→ **Records supplied**:
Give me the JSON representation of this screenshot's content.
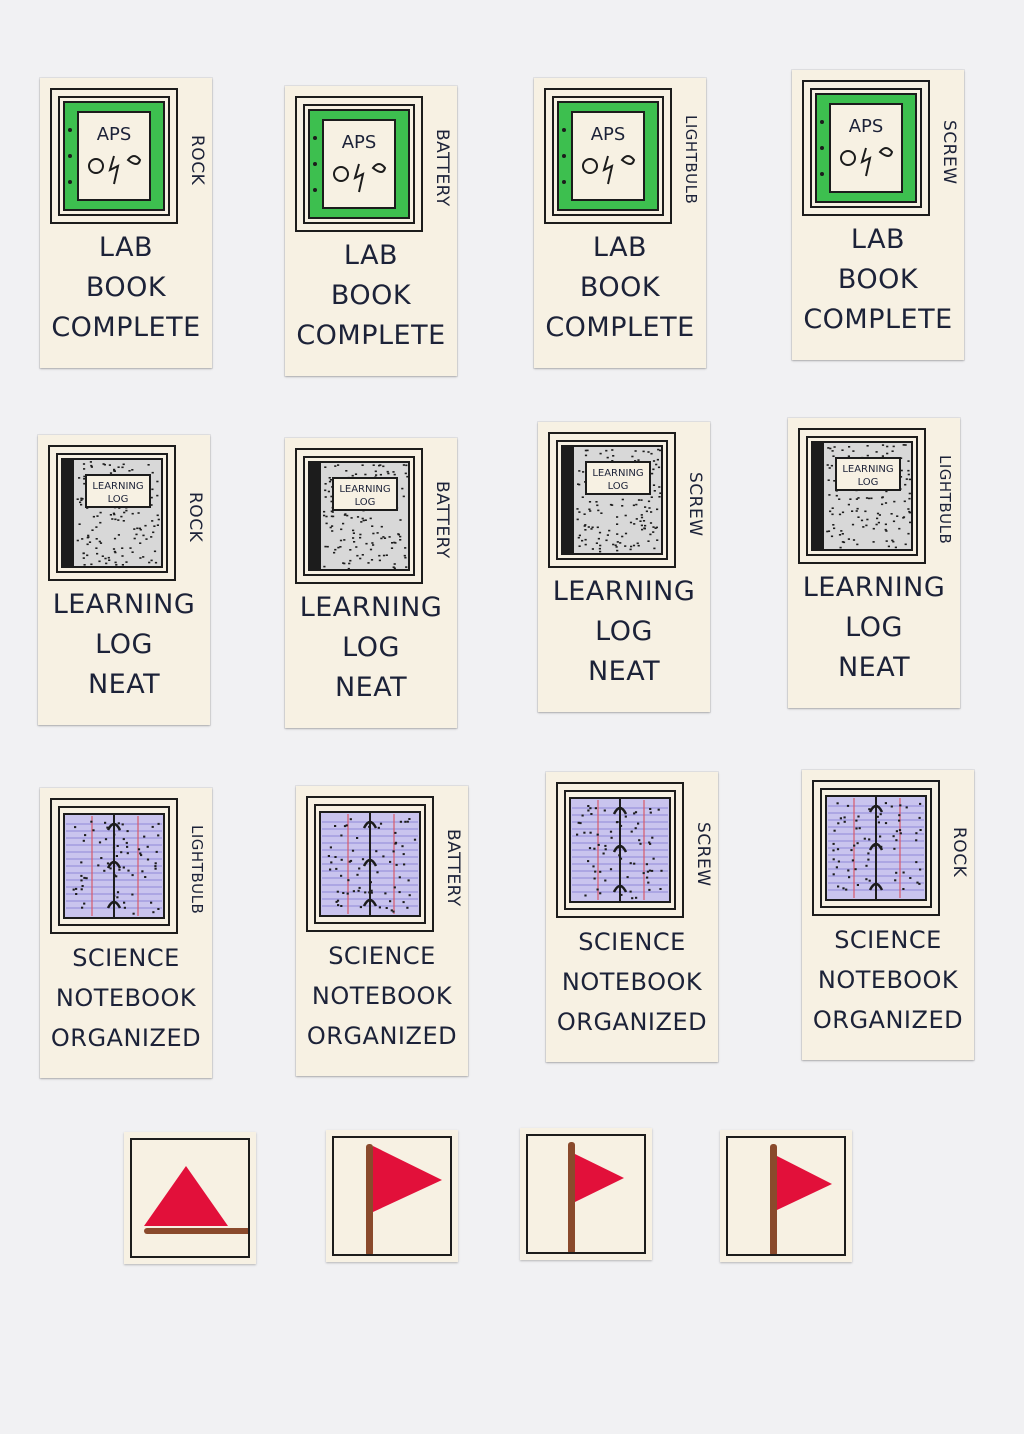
{
  "cards": [
    {
      "side": "ROCK",
      "lines": [
        "LAB",
        "BOOK",
        "COMPLETE"
      ],
      "icon": "lab-book-icon"
    },
    {
      "side": "BATTERY",
      "lines": [
        "LAB",
        "BOOK",
        "COMPLETE"
      ],
      "icon": "lab-book-icon"
    },
    {
      "side": "LIGHTBULB",
      "lines": [
        "LAB",
        "BOOK",
        "COMPLETE"
      ],
      "icon": "lab-book-icon"
    },
    {
      "side": "SCREW",
      "lines": [
        "LAB",
        "BOOK",
        "COMPLETE"
      ],
      "icon": "lab-book-icon"
    },
    {
      "side": "ROCK",
      "lines": [
        "LEARNING",
        "LOG",
        "NEAT"
      ],
      "icon": "composition-notebook-icon"
    },
    {
      "side": "BATTERY",
      "lines": [
        "LEARNING",
        "LOG",
        "NEAT"
      ],
      "icon": "composition-notebook-icon"
    },
    {
      "side": "SCREW",
      "lines": [
        "LEARNING",
        "LOG",
        "NEAT"
      ],
      "icon": "composition-notebook-icon"
    },
    {
      "side": "LIGHTBULB",
      "lines": [
        "LEARNING",
        "LOG",
        "NEAT"
      ],
      "icon": "composition-notebook-icon"
    },
    {
      "side": "LIGHTBULB",
      "lines": [
        "SCIENCE",
        "NOTEBOOK",
        "ORGANIZED"
      ],
      "icon": "spiral-notebook-icon"
    },
    {
      "side": "BATTERY",
      "lines": [
        "SCIENCE",
        "NOTEBOOK",
        "ORGANIZED"
      ],
      "icon": "spiral-notebook-icon"
    },
    {
      "side": "SCREW",
      "lines": [
        "SCIENCE",
        "NOTEBOOK",
        "ORGANIZED"
      ],
      "icon": "spiral-notebook-icon"
    },
    {
      "side": "ROCK",
      "lines": [
        "SCIENCE",
        "NOTEBOOK",
        "ORGANIZED"
      ],
      "icon": "spiral-notebook-icon"
    }
  ],
  "lab_book_cover": {
    "title": "APS"
  },
  "learning_log_cover": {
    "line1": "LEARNING",
    "line2": "LOG"
  },
  "tiles": [
    {
      "icon": "fallen-flag-icon"
    },
    {
      "icon": "raised-flag-icon"
    },
    {
      "icon": "raised-flag-icon"
    },
    {
      "icon": "raised-flag-icon"
    }
  ],
  "colors": {
    "paper": "#f7f1e3",
    "ink": "#1c2238",
    "green": "#3dbf4f",
    "flag_red": "#e2103a",
    "pole_brown": "#8a4a2c",
    "lined_blue": "#b9b3ea"
  }
}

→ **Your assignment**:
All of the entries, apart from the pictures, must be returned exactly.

→ **Solution to this task**:
Give me the JSON representation of this screenshot's content.
{
  "cards": [
    {
      "side": "ROCK",
      "lines": [
        "LAB",
        "BOOK",
        "COMPLETE"
      ],
      "icon": "lab-book-icon"
    },
    {
      "side": "BATTERY",
      "lines": [
        "LAB",
        "BOOK",
        "COMPLETE"
      ],
      "icon": "lab-book-icon"
    },
    {
      "side": "LIGHTBULB",
      "lines": [
        "LAB",
        "BOOK",
        "COMPLETE"
      ],
      "icon": "lab-book-icon"
    },
    {
      "side": "SCREW",
      "lines": [
        "LAB",
        "BOOK",
        "COMPLETE"
      ],
      "icon": "lab-book-icon"
    },
    {
      "side": "ROCK",
      "lines": [
        "LEARNING",
        "LOG",
        "NEAT"
      ],
      "icon": "composition-notebook-icon"
    },
    {
      "side": "BATTERY",
      "lines": [
        "LEARNING",
        "LOG",
        "NEAT"
      ],
      "icon": "composition-notebook-icon"
    },
    {
      "side": "SCREW",
      "lines": [
        "LEARNING",
        "LOG",
        "NEAT"
      ],
      "icon": "composition-notebook-icon"
    },
    {
      "side": "LIGHTBULB",
      "lines": [
        "LEARNING",
        "LOG",
        "NEAT"
      ],
      "icon": "composition-notebook-icon"
    },
    {
      "side": "LIGHTBULB",
      "lines": [
        "SCIENCE",
        "NOTEBOOK",
        "ORGANIZED"
      ],
      "icon": "spiral-notebook-icon"
    },
    {
      "side": "BATTERY",
      "lines": [
        "SCIENCE",
        "NOTEBOOK",
        "ORGANIZED"
      ],
      "icon": "spiral-notebook-icon"
    },
    {
      "side": "SCREW",
      "lines": [
        "SCIENCE",
        "NOTEBOOK",
        "ORGANIZED"
      ],
      "icon": "spiral-notebook-icon"
    },
    {
      "side": "ROCK",
      "lines": [
        "SCIENCE",
        "NOTEBOOK",
        "ORGANIZED"
      ],
      "icon": "spiral-notebook-icon"
    }
  ],
  "lab_book_cover": {
    "title": "APS"
  },
  "learning_log_cover": {
    "line1": "LEARNING",
    "line2": "LOG"
  },
  "tiles": [
    {
      "icon": "fallen-flag-icon"
    },
    {
      "icon": "raised-flag-icon"
    },
    {
      "icon": "raised-flag-icon"
    },
    {
      "icon": "raised-flag-icon"
    }
  ],
  "colors": {
    "paper": "#f7f1e3",
    "ink": "#1c2238",
    "green": "#3dbf4f",
    "flag_red": "#e2103a",
    "pole_brown": "#8a4a2c",
    "lined_blue": "#b9b3ea"
  }
}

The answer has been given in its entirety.